Every record must appear in the response exactly as given.

Dataset rows for apps and sites:

------------------------------

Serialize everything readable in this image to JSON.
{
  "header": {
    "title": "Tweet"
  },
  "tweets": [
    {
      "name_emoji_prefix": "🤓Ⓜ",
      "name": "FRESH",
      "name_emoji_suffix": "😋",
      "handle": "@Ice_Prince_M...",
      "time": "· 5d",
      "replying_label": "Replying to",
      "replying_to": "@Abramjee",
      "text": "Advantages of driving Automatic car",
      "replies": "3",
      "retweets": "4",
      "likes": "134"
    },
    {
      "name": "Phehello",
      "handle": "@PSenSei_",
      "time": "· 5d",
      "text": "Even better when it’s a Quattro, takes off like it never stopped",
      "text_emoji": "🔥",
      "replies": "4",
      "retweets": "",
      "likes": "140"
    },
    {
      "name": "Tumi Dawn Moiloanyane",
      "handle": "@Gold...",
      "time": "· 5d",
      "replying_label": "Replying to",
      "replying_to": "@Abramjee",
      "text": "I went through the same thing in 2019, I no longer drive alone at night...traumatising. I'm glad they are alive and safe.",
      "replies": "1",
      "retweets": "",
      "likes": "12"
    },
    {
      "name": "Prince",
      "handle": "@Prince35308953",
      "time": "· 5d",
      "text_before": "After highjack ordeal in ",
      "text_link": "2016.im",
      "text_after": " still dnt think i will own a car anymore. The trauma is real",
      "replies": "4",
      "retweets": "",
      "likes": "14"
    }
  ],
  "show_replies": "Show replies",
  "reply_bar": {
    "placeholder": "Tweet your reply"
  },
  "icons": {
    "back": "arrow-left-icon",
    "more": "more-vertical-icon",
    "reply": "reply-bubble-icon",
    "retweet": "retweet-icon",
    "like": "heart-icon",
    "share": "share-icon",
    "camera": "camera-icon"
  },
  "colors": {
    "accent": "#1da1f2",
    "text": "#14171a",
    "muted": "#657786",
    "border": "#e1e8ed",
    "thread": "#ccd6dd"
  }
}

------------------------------

[Exercise solution]
Serialize everything readable in this image to JSON.
{
  "header": {
    "title": "Tweet"
  },
  "tweets": [
    {
      "name_emoji_prefix": "🤓Ⓜ",
      "name": "FRESH",
      "name_emoji_suffix": "😋",
      "handle": "@Ice_Prince_M...",
      "time": "· 5d",
      "replying_label": "Replying to",
      "replying_to": "@Abramjee",
      "text": "Advantages of driving Automatic car",
      "replies": "3",
      "retweets": "4",
      "likes": "134"
    },
    {
      "name": "Phehello",
      "handle": "@PSenSei_",
      "time": "· 5d",
      "text": "Even better when it’s a Quattro, takes off like it never stopped",
      "text_emoji": "🔥",
      "replies": "4",
      "retweets": "",
      "likes": "140"
    },
    {
      "name": "Tumi Dawn Moiloanyane",
      "handle": "@Gold...",
      "time": "· 5d",
      "replying_label": "Replying to",
      "replying_to": "@Abramjee",
      "text": "I went through the same thing in 2019, I no longer drive alone at night...traumatising. I'm glad they are alive and safe.",
      "replies": "1",
      "retweets": "",
      "likes": "12"
    },
    {
      "name": "Prince",
      "handle": "@Prince35308953",
      "time": "· 5d",
      "text_before": "After highjack ordeal in ",
      "text_link": "2016.im",
      "text_after": " still dnt think i will own a car anymore. The trauma is real",
      "replies": "4",
      "retweets": "",
      "likes": "14"
    }
  ],
  "show_replies": "Show replies",
  "reply_bar": {
    "placeholder": "Tweet your reply"
  },
  "icons": {
    "back": "arrow-left-icon",
    "more": "more-vertical-icon",
    "reply": "reply-bubble-icon",
    "retweet": "retweet-icon",
    "like": "heart-icon",
    "share": "share-icon",
    "camera": "camera-icon"
  },
  "colors": {
    "accent": "#1da1f2",
    "text": "#14171a",
    "muted": "#657786",
    "border": "#e1e8ed",
    "thread": "#ccd6dd"
  }
}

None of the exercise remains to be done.